It’s far from enough to just release a record today. An artist seeking cultural cache must release an album with some marketing elan. Of course, we needn’t share that with Tori Amos. She’s all over it.
Tori Amos has had five albums debut in the top 10 in the USA. That puts her in an elite category of female performers including Madonna, Mary J. Blige, Celine Dion, Britney Spears, Janet Jackson, Mariah Carey, Celine Dion and Barbra Streisand. Her ninth, called “American Doll Posse” is due out May 1.
Los Angeles Times describes the advance release of her cover art as a well conceived viral marketing ploy.

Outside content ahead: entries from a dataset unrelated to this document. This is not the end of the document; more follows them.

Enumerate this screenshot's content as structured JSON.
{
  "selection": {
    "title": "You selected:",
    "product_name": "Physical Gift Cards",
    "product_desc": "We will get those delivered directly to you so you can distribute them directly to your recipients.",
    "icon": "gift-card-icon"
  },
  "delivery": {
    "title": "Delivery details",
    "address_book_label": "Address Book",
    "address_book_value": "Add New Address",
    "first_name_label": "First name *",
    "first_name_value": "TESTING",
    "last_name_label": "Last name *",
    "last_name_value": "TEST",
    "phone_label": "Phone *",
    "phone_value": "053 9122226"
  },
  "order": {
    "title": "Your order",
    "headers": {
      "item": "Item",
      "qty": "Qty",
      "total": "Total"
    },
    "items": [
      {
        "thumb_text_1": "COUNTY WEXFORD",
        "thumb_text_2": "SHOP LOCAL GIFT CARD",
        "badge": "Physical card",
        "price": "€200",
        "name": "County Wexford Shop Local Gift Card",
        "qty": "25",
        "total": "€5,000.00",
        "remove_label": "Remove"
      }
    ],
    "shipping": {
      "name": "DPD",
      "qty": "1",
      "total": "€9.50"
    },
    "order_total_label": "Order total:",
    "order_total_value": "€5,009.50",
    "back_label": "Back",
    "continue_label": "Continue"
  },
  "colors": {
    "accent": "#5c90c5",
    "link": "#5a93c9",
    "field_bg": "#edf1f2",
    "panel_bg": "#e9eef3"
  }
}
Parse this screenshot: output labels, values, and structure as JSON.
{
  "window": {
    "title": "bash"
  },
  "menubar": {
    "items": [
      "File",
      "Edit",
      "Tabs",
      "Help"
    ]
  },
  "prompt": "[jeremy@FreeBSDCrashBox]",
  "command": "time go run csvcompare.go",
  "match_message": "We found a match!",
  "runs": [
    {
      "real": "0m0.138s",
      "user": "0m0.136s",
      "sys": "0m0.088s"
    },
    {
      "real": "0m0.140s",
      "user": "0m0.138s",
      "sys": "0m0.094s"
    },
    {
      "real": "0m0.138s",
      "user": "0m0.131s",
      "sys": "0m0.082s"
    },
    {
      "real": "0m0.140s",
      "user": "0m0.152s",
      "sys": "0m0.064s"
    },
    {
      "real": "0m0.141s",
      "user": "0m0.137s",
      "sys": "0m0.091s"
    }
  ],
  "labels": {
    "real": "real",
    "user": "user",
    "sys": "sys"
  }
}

In it, the American-born, England-based singer-songwriter — notable for both her piano-driven pop and naked emotionalism — is photographed with a Bible in one hand and the word “shame” scrawled across the palm of the other. Looking willfully weirded out, she stands in front of a suburban tract home wearing a shimmering, burgundy-colored dress; a trickle of blood wends down her leg to her broken high-heel shoe strap.
Her vacant stare also alludes to the Stepfordization of American culture.